Monitoring water quality can be a complex and costly undertaking, and capturing a glimpse of the entire Wabash watershed was far beyond capability of the staff of the Wabash River Enhancement Corp., a nonprofit agency that leads efforts to improve the river and its tributaries.
In 2009, WREC, partnering with Purdue researchers, created the Wabash Sampling Blitz to recruit, train and deploy community volunteers in a large-scale, simultaneous data collection effort. Volunteers travel to assigned sites in the watershed where they measure water transparency and temperature in stream and collect and assess water samples using field test strips that change color according to nutrient and contaminant concentrations.
"The impetus of the Blitz was the question 'What does water quality for the whole watershed look like?' " said study co-author Ron Turco, professor of soil microbiology. "We'd never seen the entire watershed in a six-hour period. The Blitz accomplishes that goal completely."
The Blitz acts as a screening tool, revealing "hot spots" in the watershed that could need more attention and effort.
While volunteer-analyzed nitrogen values were on par with laboratory-analyzed values, the results for orthophosphates, another group of nutrients, were spottier. Chaubey attributed this to the limits of the field test strips.
"Orthophosphates are generally very low in rivers, and the test strips are made to test for higher concentrations," he said.
The researchers emphasized that the value of community science efforts goes far beyond the data.
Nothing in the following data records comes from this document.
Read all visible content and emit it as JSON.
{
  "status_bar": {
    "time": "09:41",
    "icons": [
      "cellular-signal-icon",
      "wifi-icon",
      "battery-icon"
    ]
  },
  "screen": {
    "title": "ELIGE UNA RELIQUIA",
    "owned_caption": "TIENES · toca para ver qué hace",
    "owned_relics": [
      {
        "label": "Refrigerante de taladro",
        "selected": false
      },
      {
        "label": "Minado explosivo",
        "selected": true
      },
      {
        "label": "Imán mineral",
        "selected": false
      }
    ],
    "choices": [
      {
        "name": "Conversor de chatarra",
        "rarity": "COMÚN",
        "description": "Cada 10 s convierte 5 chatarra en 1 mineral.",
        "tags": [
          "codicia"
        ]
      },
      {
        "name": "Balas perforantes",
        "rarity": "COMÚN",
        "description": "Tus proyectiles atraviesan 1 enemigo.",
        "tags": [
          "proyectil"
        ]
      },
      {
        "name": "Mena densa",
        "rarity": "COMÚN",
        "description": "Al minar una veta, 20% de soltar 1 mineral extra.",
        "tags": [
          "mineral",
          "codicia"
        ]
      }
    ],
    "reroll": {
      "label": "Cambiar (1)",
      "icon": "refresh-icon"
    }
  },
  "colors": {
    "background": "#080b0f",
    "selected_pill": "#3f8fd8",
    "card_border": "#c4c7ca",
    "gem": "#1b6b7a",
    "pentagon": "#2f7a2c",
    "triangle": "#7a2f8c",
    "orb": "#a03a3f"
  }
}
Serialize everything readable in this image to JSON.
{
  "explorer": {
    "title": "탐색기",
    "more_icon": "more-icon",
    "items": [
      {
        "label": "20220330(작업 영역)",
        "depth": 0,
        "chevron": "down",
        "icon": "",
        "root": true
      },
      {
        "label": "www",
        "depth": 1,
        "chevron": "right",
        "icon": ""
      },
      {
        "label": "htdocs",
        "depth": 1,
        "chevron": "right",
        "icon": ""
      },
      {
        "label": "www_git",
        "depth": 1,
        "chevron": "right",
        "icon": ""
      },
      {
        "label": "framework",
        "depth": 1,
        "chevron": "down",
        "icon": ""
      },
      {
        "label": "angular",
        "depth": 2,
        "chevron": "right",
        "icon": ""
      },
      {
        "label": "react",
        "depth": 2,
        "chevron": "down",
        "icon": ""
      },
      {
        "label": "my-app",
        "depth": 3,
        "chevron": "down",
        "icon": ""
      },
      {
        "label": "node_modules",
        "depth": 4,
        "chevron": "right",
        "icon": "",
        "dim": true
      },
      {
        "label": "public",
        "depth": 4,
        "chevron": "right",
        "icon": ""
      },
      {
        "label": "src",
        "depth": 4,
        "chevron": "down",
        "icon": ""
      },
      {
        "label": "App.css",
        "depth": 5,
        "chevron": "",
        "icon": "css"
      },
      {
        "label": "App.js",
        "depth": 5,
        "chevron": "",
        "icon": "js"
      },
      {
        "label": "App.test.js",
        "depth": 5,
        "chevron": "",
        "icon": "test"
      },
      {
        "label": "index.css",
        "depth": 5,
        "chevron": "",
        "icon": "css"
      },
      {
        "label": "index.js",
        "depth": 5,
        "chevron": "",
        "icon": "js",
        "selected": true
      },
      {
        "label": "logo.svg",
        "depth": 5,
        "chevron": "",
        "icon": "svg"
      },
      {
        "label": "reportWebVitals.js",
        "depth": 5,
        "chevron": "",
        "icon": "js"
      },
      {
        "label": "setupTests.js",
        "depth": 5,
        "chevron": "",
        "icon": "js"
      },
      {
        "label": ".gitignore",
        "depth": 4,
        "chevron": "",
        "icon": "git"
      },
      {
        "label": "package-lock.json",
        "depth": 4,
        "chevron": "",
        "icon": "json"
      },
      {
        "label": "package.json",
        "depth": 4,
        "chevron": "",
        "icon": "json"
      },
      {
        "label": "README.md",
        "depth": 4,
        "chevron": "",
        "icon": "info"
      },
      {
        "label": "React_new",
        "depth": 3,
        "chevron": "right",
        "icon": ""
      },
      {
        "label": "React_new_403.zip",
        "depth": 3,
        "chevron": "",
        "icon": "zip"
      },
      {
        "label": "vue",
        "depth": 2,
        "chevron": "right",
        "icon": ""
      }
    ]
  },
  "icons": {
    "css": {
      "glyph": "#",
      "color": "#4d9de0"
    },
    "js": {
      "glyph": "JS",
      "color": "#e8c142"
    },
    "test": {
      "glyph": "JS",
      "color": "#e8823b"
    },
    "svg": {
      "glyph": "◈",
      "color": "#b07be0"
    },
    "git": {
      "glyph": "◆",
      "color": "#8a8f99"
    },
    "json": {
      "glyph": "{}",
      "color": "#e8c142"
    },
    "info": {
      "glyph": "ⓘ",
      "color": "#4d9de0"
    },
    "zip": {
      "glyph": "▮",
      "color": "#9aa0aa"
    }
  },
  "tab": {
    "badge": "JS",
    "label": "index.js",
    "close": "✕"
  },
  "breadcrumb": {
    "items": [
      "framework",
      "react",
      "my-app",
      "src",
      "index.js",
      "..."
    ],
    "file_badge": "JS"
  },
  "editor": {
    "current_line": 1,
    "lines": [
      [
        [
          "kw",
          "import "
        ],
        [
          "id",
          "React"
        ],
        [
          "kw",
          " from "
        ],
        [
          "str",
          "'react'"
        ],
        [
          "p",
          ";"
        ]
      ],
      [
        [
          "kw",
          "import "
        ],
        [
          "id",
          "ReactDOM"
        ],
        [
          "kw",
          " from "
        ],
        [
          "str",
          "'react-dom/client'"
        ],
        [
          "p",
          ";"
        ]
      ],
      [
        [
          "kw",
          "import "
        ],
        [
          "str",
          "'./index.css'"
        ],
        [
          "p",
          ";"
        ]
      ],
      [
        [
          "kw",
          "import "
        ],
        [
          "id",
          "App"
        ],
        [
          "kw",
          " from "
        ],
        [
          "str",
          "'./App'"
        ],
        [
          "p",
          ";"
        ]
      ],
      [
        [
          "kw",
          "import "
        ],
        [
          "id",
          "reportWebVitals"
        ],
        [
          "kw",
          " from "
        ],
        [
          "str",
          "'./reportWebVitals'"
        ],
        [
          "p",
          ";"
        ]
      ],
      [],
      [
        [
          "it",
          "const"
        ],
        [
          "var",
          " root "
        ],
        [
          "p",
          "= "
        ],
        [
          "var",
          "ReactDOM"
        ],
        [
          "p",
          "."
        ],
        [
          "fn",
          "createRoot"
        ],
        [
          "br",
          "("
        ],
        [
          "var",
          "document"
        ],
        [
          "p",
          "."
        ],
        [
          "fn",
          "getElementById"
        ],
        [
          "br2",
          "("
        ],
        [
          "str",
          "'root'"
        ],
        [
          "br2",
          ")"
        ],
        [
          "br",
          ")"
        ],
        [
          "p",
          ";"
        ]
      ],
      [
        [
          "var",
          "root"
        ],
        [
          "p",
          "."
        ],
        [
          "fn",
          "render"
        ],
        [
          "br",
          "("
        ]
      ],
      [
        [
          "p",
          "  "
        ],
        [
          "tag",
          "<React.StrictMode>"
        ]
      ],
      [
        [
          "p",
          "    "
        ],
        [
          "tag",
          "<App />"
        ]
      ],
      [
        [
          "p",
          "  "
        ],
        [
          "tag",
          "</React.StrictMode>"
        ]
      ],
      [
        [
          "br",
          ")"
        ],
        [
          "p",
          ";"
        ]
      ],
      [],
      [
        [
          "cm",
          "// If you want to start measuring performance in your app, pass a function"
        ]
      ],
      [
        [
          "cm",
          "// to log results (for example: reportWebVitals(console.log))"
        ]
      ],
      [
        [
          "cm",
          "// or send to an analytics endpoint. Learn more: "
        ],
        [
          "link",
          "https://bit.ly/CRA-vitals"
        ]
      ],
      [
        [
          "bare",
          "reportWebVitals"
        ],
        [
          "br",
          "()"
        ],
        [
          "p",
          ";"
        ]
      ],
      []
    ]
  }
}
The Blitz also helps the public understand the link between what happens in the landscape and how it affects local waterways, Chaubey said.
"The Blitz requires a lot of time, effort and coordination, but the returns are tremendous: a snapshot of the entire watershed, increased awareness of water quality issues and the opportunity to bring science to citizens and educate them on what they can do to protect water quality," he said.